Data excerpts:

==========

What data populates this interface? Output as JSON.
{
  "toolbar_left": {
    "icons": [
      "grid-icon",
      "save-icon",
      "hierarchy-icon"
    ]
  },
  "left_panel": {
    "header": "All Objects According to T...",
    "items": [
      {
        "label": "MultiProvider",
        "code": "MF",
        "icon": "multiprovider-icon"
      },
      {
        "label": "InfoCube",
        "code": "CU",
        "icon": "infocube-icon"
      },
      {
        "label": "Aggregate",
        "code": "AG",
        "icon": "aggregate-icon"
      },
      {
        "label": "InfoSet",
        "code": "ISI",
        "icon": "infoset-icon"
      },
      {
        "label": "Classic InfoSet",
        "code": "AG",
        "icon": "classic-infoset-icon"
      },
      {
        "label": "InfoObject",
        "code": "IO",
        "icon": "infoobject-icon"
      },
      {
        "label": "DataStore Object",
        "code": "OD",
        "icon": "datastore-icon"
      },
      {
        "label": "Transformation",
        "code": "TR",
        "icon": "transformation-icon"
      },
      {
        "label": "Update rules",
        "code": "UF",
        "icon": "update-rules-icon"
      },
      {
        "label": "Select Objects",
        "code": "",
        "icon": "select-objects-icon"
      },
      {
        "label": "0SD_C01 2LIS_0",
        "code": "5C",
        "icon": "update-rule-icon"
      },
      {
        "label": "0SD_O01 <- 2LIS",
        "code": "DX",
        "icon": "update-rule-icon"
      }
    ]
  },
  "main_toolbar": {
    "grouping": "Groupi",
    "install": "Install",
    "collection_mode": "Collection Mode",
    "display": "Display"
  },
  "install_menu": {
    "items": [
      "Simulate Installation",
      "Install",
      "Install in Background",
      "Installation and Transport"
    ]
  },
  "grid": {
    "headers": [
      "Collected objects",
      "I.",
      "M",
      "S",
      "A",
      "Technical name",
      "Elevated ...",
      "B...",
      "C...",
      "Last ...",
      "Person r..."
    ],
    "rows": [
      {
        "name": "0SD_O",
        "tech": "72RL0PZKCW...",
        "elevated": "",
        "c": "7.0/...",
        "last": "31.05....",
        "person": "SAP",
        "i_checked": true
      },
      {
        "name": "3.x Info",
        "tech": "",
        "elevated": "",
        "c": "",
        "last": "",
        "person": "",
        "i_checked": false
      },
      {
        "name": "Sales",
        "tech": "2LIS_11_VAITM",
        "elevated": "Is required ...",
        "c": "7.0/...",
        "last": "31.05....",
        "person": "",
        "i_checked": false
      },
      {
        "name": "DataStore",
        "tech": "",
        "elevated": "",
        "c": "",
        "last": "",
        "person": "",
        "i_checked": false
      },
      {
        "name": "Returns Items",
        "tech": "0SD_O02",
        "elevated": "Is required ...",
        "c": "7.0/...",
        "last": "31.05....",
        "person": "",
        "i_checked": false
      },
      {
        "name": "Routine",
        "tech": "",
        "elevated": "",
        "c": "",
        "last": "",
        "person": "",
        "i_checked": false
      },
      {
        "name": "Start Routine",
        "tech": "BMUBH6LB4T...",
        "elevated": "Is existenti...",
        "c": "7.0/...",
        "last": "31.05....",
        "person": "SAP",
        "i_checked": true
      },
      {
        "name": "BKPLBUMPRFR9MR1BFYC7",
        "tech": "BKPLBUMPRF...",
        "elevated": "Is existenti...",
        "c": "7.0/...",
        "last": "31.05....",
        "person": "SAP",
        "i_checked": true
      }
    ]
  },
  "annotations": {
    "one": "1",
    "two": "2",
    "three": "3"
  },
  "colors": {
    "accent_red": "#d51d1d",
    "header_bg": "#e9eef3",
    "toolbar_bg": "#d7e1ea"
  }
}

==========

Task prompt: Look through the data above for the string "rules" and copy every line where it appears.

The answer:
        "label": "Update rules",
        "icon": "update-rules-icon"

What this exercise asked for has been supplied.